• _Your task_
If a line in the data below contains "text", copy it.

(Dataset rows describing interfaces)
'''

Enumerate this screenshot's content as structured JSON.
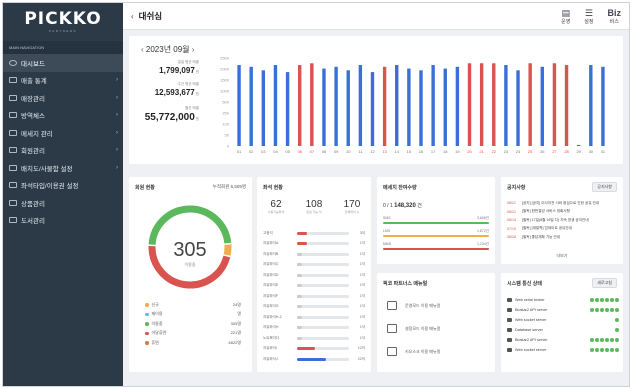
{
  "brand": {
    "name": "PICKKO",
    "sub": "PARTNERS"
  },
  "sidebar": {
    "caption": "MAIN NAVIGATION",
    "items": [
      {
        "label": "대시보드",
        "icon": "dashboard-icon",
        "chevron": false,
        "active": true
      },
      {
        "label": "매출 통계",
        "icon": "chart-icon",
        "chevron": true
      },
      {
        "label": "매장관리",
        "icon": "store-icon",
        "chevron": true
      },
      {
        "label": "방역체스",
        "icon": "shield-icon",
        "chevron": true
      },
      {
        "label": "메세지 관리",
        "icon": "mail-icon",
        "chevron": true
      },
      {
        "label": "회원관리",
        "icon": "users-icon",
        "chevron": true
      },
      {
        "label": "배치도/사물함 설정",
        "icon": "layout-icon",
        "chevron": true
      },
      {
        "label": "좌석타입/이용권 설정",
        "icon": "ticket-icon",
        "chevron": false
      },
      {
        "label": "상품관리",
        "icon": "product-icon",
        "chevron": false
      },
      {
        "label": "도서관리",
        "icon": "book-icon",
        "chevron": false
      }
    ]
  },
  "header": {
    "title": "대쉬심",
    "actions": [
      {
        "label": "운영",
        "icon": "book-open-icon"
      },
      {
        "label": "설정",
        "icon": "sliders-icon"
      },
      {
        "label": "비스",
        "icon": "biz-icon",
        "text": "Biz"
      }
    ]
  },
  "revenue": {
    "month": "2023년 09월",
    "kpis": [
      {
        "label": "일일 평균 매출",
        "value": "1,799,097",
        "unit": "원"
      },
      {
        "label": "주간 평균 매출",
        "value": "12,593,677",
        "unit": "원"
      },
      {
        "label": "월간 매출",
        "value": "55,772,000",
        "unit": "원"
      }
    ]
  },
  "chart_data": {
    "type": "bar",
    "categories": [
      "01",
      "02",
      "03",
      "04",
      "05",
      "06",
      "07",
      "08",
      "09",
      "10",
      "11",
      "12",
      "13",
      "14",
      "15",
      "16",
      "17",
      "18",
      "19",
      "20",
      "21",
      "22",
      "23",
      "24",
      "25",
      "26",
      "27",
      "28",
      "29",
      "30",
      "31"
    ],
    "values": [
      2300,
      2250,
      2150,
      2300,
      2100,
      2300,
      2350,
      2200,
      2250,
      2150,
      2300,
      2100,
      2250,
      2300,
      2200,
      2150,
      2300,
      2200,
      2250,
      2350,
      2350,
      2350,
      2300,
      2150,
      2350,
      2250,
      2350,
      2300,
      30,
      2300,
      2250
    ],
    "colors": [
      "#3a6fd8",
      "#3a6fd8",
      "#3a6fd8",
      "#3a6fd8",
      "#3a6fd8",
      "#d9534f",
      "#d9534f",
      "#3a6fd8",
      "#3a6fd8",
      "#3a6fd8",
      "#3a6fd8",
      "#3a6fd8",
      "#d9534f",
      "#3a6fd8",
      "#3a6fd8",
      "#3a6fd8",
      "#3a6fd8",
      "#3a6fd8",
      "#3a6fd8",
      "#d9534f",
      "#d9534f",
      "#d9534f",
      "#3a6fd8",
      "#3a6fd8",
      "#d9534f",
      "#3a6fd8",
      "#d9534f",
      "#d9534f",
      "#3a6fd8",
      "#3a6fd8",
      "#3a6fd8"
    ],
    "yticks": [
      "2500",
      "2000",
      "1500",
      "1000",
      "500",
      "250",
      "100",
      "50",
      "0"
    ],
    "ylim": [
      0,
      2500
    ],
    "title": "",
    "xlabel": "",
    "ylabel": ""
  },
  "members": {
    "title": "회원 현황",
    "total_label": "누적회원 6,509명",
    "center_value": "305",
    "center_label": "이용중",
    "legend": [
      {
        "label": "신규",
        "value": "24명",
        "color": "#f0ad4e"
      },
      {
        "label": "재이용",
        "value": "명",
        "color": "#5bc0de"
      },
      {
        "label": "이용중",
        "value": "305명",
        "color": "#5cb85c"
      },
      {
        "label": "이달휴면",
        "value": "221명",
        "color": "#d9534f"
      },
      {
        "label": "휴면",
        "value": "4822명",
        "color": "#e07a3a"
      }
    ],
    "ring_fractions": {
      "green": 0.48,
      "red": 0.47,
      "orange": 0.05
    }
  },
  "seats": {
    "title": "좌석 현황",
    "stats": [
      {
        "value": "62",
        "label": "사용가능좌석"
      },
      {
        "value": "108",
        "label": "입실 가능 석"
      },
      {
        "value": "170",
        "label": "전체좌석 수"
      }
    ],
    "rows": [
      {
        "name": "고정석",
        "count": "3석",
        "fill": 0.2,
        "color": "#d9534f"
      },
      {
        "name": "자유좌석A",
        "count": "1석",
        "fill": 0.2,
        "color": "#d9534f"
      },
      {
        "name": "자유좌석B",
        "count": "1석",
        "fill": 0.1,
        "color": "#cccccc"
      },
      {
        "name": "자유좌석C",
        "count": "1석",
        "fill": 0.1,
        "color": "#cccccc"
      },
      {
        "name": "자유좌석D",
        "count": "1석",
        "fill": 0.1,
        "color": "#cccccc"
      },
      {
        "name": "자유좌석E",
        "count": "1석",
        "fill": 0.1,
        "color": "#cccccc"
      },
      {
        "name": "자유좌석F",
        "count": "1석",
        "fill": 0.1,
        "color": "#cccccc"
      },
      {
        "name": "자유좌석G",
        "count": "1석",
        "fill": 0.1,
        "color": "#cccccc"
      },
      {
        "name": "자유좌석H-2",
        "count": "1석",
        "fill": 0.1,
        "color": "#cccccc"
      },
      {
        "name": "자유좌석H",
        "count": "1석",
        "fill": 0.1,
        "color": "#cccccc"
      },
      {
        "name": "노트북이다",
        "count": "1석",
        "fill": 0.1,
        "color": "#cccccc"
      },
      {
        "name": "자유좌석I",
        "count": "12석",
        "fill": 0.35,
        "color": "#d9534f"
      },
      {
        "name": "자유좌석J",
        "count": "22석",
        "fill": 0.55,
        "color": "#3a6fd8"
      }
    ]
  },
  "messages": {
    "title": "메세지 잔여수량",
    "remaining_prefix": "0 / 1",
    "remaining_value": "148,320",
    "remaining_suffix": "건",
    "rows": [
      {
        "label": "SMS",
        "value": "3,606건",
        "color": "#5cb85c"
      },
      {
        "label": "LMS",
        "value": "1,872건",
        "color": "#f0ad4e"
      },
      {
        "label": "MMS",
        "value": "1,234건",
        "color": "#d9534f"
      }
    ]
  },
  "notice": {
    "title": "공지사항",
    "button": "공지사항",
    "items": [
      {
        "date": "08/21",
        "text": "[공지] [공지] 이사이전 서비 점검으로 인한 공유 안내"
      },
      {
        "date": "08/21",
        "text": "[필독] 한번결성 서비스 정회사항"
      },
      {
        "date": "08/14",
        "text": "[필독] 17일(8월 19일 디) 지속 방생 공지안내"
      },
      {
        "date": "07/19",
        "text": "[필독] [재발학] 업데이트 공유안내"
      },
      {
        "date": "06/28",
        "text": "[필독] 좋답재확 기능 안내"
      }
    ],
    "more": "더보기"
  },
  "partner": {
    "title": "픽코 파트너스 매뉴얼",
    "items": [
      {
        "label": "운영모드 이용 매뉴얼",
        "icon": "book-open-icon"
      },
      {
        "label": "설정모드 이용 매뉴얼",
        "icon": "sliders-icon"
      },
      {
        "label": "키오스크 이용 매뉴얼",
        "icon": "kiosk-icon"
      }
    ]
  },
  "system": {
    "title": "시스템 통신 상태",
    "button": "새로고침",
    "items": [
      {
        "label": "Web serial broker",
        "status_count": 6
      },
      {
        "label": "Biostar2 API server",
        "status_count": 6
      },
      {
        "label": "Web socket server",
        "status_count": 1
      },
      {
        "label": "Database server",
        "status_count": 1
      },
      {
        "label": "Biostar2 API server",
        "status_count": 6
      },
      {
        "label": "Web socket server",
        "status_count": 6
      }
    ]
  }
}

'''

• _Result of the task_
        "text": "Biz"
        "text": "[공지] [공지] 이사이전 서비 점검으로 인한 공유 안내"
        "text": "[필독] 한번결성 서비스 정회사항"
        "text": "[필독] 17일(8월 19일 디) 지속 방생 공지안내"
        "text": "[필독] [재발학] 업데이트 공유안내"
        "text": "[필독] 좋답재확 기능 안내"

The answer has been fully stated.